_Task_
Go through the records below and copy out every line holding "that".

[Dataset rows for apps and sites]
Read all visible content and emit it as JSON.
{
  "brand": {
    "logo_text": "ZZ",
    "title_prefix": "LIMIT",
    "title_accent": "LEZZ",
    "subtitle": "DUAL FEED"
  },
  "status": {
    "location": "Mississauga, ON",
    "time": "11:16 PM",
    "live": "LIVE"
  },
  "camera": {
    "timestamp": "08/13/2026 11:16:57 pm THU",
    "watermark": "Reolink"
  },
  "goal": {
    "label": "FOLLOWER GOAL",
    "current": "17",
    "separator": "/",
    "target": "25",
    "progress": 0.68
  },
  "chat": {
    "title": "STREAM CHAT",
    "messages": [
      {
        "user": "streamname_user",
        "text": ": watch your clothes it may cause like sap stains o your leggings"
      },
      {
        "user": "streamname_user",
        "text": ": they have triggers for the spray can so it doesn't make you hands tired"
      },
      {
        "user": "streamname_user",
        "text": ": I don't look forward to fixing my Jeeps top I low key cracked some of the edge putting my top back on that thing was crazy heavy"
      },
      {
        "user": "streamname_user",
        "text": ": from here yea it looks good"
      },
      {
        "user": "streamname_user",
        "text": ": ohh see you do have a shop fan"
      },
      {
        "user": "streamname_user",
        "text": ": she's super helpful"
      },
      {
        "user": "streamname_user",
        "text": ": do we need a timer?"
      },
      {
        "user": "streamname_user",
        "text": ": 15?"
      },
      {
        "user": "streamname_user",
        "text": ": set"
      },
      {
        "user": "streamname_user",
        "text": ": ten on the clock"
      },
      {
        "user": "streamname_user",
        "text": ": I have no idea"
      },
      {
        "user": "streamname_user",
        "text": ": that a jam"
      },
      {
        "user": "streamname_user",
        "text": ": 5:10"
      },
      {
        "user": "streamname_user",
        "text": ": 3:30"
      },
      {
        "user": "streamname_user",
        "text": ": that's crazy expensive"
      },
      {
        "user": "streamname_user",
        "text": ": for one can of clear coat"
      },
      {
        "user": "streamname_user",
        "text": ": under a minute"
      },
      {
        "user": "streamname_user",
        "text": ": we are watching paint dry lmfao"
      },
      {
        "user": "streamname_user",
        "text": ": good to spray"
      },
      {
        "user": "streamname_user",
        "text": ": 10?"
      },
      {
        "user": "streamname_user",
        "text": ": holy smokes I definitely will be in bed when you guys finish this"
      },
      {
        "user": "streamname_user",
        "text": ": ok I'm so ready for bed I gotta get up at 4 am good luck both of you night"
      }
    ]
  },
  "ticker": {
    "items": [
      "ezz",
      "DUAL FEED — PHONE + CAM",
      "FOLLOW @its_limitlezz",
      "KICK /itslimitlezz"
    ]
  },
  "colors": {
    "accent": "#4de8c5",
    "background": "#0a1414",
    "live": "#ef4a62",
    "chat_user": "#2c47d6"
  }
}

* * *

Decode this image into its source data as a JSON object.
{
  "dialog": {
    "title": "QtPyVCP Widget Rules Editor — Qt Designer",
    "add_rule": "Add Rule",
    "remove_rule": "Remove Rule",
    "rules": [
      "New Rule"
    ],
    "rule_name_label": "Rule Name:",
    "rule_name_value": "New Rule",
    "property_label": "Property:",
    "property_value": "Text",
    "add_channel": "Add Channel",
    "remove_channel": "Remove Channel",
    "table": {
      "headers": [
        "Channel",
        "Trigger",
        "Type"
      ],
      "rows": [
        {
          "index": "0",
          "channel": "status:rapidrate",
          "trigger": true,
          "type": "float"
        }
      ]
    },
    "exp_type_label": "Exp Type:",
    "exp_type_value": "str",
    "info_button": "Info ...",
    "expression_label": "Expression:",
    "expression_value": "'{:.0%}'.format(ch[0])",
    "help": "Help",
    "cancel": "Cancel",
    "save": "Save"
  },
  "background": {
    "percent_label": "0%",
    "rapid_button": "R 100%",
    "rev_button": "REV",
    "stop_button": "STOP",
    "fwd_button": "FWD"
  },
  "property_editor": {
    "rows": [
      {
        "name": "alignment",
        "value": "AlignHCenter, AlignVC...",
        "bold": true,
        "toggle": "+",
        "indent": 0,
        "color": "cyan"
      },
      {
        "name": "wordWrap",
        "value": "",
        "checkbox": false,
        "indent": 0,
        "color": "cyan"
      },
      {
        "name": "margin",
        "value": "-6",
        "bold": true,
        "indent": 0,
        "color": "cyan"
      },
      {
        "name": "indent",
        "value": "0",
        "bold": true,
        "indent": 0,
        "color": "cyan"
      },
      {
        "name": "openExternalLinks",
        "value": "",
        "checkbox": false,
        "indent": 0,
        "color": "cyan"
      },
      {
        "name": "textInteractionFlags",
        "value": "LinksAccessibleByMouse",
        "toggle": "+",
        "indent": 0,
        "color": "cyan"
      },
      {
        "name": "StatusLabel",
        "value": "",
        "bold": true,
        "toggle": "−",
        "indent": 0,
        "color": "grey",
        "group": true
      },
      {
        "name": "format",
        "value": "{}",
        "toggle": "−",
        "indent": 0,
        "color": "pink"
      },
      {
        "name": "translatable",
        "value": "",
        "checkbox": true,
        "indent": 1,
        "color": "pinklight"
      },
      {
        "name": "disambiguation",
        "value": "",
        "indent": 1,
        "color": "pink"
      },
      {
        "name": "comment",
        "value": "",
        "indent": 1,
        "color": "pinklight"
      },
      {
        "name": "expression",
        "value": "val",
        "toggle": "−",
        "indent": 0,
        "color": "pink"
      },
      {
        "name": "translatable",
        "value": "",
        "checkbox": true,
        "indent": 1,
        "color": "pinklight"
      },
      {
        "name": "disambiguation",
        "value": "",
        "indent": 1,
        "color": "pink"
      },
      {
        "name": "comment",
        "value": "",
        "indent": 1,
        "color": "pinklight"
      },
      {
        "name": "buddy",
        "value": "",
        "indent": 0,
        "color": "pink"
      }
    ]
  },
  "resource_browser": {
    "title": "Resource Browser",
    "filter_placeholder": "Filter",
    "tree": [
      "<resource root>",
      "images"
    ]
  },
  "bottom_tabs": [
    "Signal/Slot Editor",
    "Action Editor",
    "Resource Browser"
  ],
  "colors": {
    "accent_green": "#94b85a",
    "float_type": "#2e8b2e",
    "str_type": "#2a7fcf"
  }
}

_Solution for this problem_
        "text": ": I don't look forward to fixing my Jeeps top I low key cracked some of the edge putting my top back on that thing was crazy heavy"
        "text": ": that a jam"
        "text": ": that's crazy expensive"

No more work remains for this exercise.